▶ [What to work on] The response must contain the complete data, printed exactly.

▶ [Provided data]
************
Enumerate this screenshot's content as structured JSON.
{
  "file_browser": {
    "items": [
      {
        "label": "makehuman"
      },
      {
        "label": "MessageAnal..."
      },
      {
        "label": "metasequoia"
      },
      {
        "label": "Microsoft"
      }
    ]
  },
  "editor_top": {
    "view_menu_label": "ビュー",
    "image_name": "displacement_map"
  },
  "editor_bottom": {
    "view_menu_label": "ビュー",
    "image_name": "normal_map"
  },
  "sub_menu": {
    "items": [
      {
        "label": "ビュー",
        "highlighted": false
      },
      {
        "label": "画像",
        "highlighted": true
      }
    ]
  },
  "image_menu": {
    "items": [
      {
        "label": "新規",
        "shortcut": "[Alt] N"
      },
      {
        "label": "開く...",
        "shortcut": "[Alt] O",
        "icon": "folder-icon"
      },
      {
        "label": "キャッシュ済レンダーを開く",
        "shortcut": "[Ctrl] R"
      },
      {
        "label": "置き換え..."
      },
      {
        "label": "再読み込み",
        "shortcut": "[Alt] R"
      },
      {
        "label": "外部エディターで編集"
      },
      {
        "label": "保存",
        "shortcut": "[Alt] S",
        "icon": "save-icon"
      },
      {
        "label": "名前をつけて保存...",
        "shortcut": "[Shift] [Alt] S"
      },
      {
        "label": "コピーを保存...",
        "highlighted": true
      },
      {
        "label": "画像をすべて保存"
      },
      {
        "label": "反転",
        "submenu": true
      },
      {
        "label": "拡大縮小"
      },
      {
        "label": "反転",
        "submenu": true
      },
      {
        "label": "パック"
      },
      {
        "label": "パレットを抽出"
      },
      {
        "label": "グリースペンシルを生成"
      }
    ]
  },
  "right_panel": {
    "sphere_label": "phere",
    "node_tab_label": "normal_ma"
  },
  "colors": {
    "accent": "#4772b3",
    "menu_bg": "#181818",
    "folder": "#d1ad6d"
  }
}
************
▶ [Task output]
Enumerate this screenshot's content as structured JSON.
{
  "file_browser": {
    "items": [
      {
        "label": "makehuman"
      },
      {
        "label": "MessageAnal..."
      },
      {
        "label": "metasequoia"
      },
      {
        "label": "Microsoft"
      }
    ]
  },
  "editor_top": {
    "view_menu_label": "ビュー",
    "image_name": "displacement_map"
  },
  "editor_bottom": {
    "view_menu_label": "ビュー",
    "image_name": "normal_map"
  },
  "sub_menu": {
    "items": [
      {
        "label": "ビュー",
        "highlighted": false
      },
      {
        "label": "画像",
        "highlighted": true
      }
    ]
  },
  "image_menu": {
    "items": [
      {
        "label": "新規",
        "shortcut": "[Alt] N"
      },
      {
        "label": "開く...",
        "shortcut": "[Alt] O",
        "icon": "folder-icon"
      },
      {
        "label": "キャッシュ済レンダーを開く",
        "shortcut": "[Ctrl] R"
      },
      {
        "label": "置き換え..."
      },
      {
        "label": "再読み込み",
        "shortcut": "[Alt] R"
      },
      {
        "label": "外部エディターで編集"
      },
      {
        "label": "保存",
        "shortcut": "[Alt] S",
        "icon": "save-icon"
      },
      {
        "label": "名前をつけて保存...",
        "shortcut": "[Shift] [Alt] S"
      },
      {
        "label": "コピーを保存...",
        "highlighted": true
      },
      {
        "label": "画像をすべて保存"
      },
      {
        "label": "反転",
        "submenu": true
      },
      {
        "label": "拡大縮小"
      },
      {
        "label": "反転",
        "submenu": true
      },
      {
        "label": "パック"
      },
      {
        "label": "パレットを抽出"
      },
      {
        "label": "グリースペンシルを生成"
      }
    ]
  },
  "right_panel": {
    "sphere_label": "phere",
    "node_tab_label": "normal_ma"
  },
  "colors": {
    "accent": "#4772b3",
    "menu_bg": "#181818",
    "folder": "#d1ad6d"
  }
}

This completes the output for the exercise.